Work instructions:
Among the entries below, find the lines with the word "author" and return them.

Source data:
━━━━━━━━━━━━━━━━━━━━━━━━━━━━━━

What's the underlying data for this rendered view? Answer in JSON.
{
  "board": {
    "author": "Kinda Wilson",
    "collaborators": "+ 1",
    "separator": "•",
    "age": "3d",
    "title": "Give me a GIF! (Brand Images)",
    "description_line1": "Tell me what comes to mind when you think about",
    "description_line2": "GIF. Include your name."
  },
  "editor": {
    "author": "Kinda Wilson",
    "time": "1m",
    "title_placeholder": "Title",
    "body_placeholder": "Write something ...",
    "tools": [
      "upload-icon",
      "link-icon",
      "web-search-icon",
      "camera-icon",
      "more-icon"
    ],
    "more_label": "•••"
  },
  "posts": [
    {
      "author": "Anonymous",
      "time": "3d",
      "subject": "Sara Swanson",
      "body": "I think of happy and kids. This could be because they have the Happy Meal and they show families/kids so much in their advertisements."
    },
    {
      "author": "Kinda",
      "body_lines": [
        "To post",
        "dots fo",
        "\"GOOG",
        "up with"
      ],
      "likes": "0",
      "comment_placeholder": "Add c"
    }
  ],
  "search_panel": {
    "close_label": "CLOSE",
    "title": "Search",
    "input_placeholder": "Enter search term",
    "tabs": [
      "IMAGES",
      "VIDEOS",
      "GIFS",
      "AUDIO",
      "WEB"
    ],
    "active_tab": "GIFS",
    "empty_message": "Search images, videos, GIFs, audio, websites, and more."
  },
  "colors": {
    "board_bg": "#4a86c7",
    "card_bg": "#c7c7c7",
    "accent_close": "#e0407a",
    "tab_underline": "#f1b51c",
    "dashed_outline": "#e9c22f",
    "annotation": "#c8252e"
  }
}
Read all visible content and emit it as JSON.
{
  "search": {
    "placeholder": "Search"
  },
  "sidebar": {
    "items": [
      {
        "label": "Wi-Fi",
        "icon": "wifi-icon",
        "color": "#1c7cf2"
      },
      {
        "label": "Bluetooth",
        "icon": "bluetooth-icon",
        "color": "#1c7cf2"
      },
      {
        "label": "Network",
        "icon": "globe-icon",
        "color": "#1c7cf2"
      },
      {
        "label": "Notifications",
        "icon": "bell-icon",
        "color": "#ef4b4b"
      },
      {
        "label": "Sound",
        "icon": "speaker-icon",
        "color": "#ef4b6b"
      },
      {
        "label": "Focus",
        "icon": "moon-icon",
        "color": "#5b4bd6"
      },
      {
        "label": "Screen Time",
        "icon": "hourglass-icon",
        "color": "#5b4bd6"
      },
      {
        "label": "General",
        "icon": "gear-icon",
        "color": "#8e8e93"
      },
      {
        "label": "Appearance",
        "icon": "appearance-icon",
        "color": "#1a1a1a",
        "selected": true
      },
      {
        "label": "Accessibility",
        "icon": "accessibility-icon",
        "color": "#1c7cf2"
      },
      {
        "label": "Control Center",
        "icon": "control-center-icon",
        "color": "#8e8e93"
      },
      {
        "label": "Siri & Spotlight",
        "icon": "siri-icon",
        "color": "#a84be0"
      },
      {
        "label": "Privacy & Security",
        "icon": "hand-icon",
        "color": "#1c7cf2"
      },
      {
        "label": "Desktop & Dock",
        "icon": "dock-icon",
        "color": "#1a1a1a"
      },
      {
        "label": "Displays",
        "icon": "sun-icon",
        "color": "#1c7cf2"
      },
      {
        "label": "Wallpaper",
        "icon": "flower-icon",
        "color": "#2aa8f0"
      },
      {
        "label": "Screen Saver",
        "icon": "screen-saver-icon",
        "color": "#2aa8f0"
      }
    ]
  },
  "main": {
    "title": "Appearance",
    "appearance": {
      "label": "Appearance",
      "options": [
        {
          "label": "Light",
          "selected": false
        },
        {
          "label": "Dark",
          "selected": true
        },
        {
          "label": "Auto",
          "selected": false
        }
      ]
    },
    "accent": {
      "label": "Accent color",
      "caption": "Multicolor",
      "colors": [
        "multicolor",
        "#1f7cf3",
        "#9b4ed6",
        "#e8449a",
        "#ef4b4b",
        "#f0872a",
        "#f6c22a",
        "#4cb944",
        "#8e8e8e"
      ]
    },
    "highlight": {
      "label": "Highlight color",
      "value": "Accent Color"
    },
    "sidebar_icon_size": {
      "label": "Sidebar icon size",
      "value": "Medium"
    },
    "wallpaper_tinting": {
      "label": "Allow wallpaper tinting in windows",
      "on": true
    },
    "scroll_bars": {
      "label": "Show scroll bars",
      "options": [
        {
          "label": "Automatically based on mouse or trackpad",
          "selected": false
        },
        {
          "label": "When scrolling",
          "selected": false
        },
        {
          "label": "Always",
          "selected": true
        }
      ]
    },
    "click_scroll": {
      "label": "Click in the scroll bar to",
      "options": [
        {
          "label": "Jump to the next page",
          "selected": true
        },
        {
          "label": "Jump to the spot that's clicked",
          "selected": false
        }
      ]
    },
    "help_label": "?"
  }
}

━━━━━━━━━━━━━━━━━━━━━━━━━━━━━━

Output of the exercise:
    "author": "Kinda Wilson",
    "author": "Kinda Wilson",
      "author": "Anonymous",
      "author": "Kinda",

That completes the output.